I asked them if they understood anticipatory nausea -- if their patients became nauseous before chemotherapy treatments or after. Before, they said. I taught them about anticipatory response, and predosing with anti-emetics so that the response does not get started. Their mood brightened, they had a new immediate benefit for their patients. They changed the case: their ill physician now said "Give me whatever you've got that'll give me my best chance!" They wanted the connect, they just had lost their way. They gave me a warm goodbye when they left our faculty session, in a very different spirit than before.

After that incident, I asked medical students what they did to reconnect to themselves, to their humanness, after difficult, upsetting cases. The students always looked baffled. So I would tell them that reconnecting was as important a part of self care as sleep and food. I said I had to remind myself that my human need to succeed got in my way in some clinical situations. I had to do the best that I could, but that couldn't guarantee a good outcome. Then, to make sure I was staying in feeling, I would touch my arm or forehead -- a symbolic and sensory reconnection.

I do not know of any other way to reduce clinician burnout -- which severs the connections between physician and patient, disastrously.

Jesse, I don't know if your oncologist was burned out, but someone who isn't able to connect to you?! :-) That's the reason my guess is burnout. The good news: it is treatable. The bad news: they do not know how to treat it. My way, reconnecting, is counter to their training in modern medicine.

maggie hover says
June 6, 2013 at 2:04 PM

I had a similar experience years ago. In that situation, the entire team did treatment posts on two patients who died. No one had asked either patient why she wanted to die, in one situation, or why he wanted to live, in the other.
I particularly like the way in which your articles, Jessie, explore all the tendrils of a situation, as in noting that choice of physician is a dilemma of the privileged. And the dialogue with respondents makes me sorry I retired. maggie

Jen says
June 6, 2013 at 7:39 PM

Thank you for this timely article, Jessie. My family has been discussing firing my husband's oncologist who gives us little real guidance and pressures us to make quick decisions. I had to really ask myself if these were things that mattered enough to look elsewhere for care. The answer isn't obvious. You clearly name the concerns with trying to find other care and also the benefits of finding a physician with whom we are more compatible, which will certainly help this important conversation my family is having at the moment.

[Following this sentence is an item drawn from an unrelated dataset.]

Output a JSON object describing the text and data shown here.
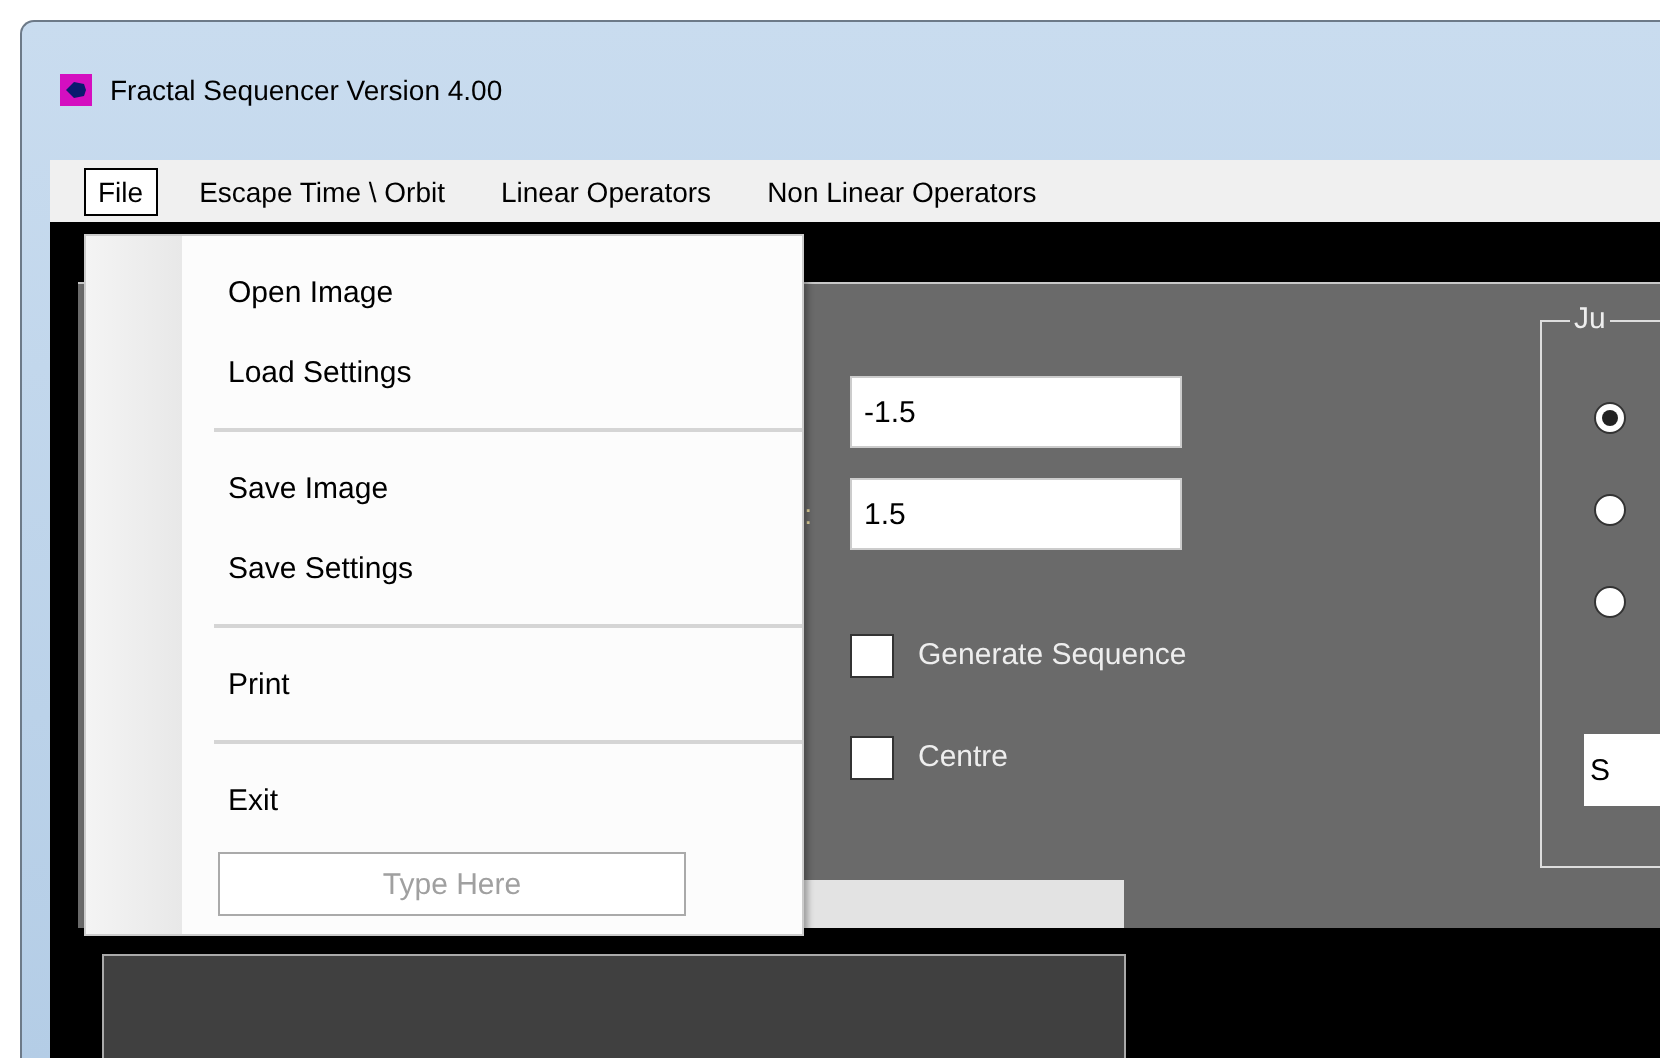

Annabel says
January 18, 2014 at 11:05 PM

The surgeon who removed my ovaries, not explaining before hand that you can't tell if so done has cancer before doing a biopsy. He didnt look me in the eye before the op. luckily I didn't have cancer but when I came round I knew aged 44 I was on the menopause. His comment the following day was "I only agreed to to stay and work late last night, because I thought it would be quick"! I will never forget his cruel tongue. Guess what I was ill through nothing I had done and I never asked him to work on either. Surgeons need to be taught that arrogance is not clever when speaking to a patient. I was always polite!

Gary says
January 19, 2014 at 12:22 PM

I just recently came from my doctor who says he can no longer see me as a patient because if now involved in a nursing medical mal practice suit . He is my family doctor and it is almost impossible to find another family doctor . I'm 61 and have to see many other doctors for things such as; pressure ulcers that can get infected easily . I'm a paraplegic that needs constant care . I use a vac machine for the ulcers . With spinal cord injury and type two diabetic care I feel that he is throwing me to the wolves . I am suing a well known nursing home care sevice for a wound gone bad that made me have a leg amputation . Although my family doctor had nothing to do with the burn because the nursing care provider was treating it . IS THIS ETHICAL or dangerous to my health ?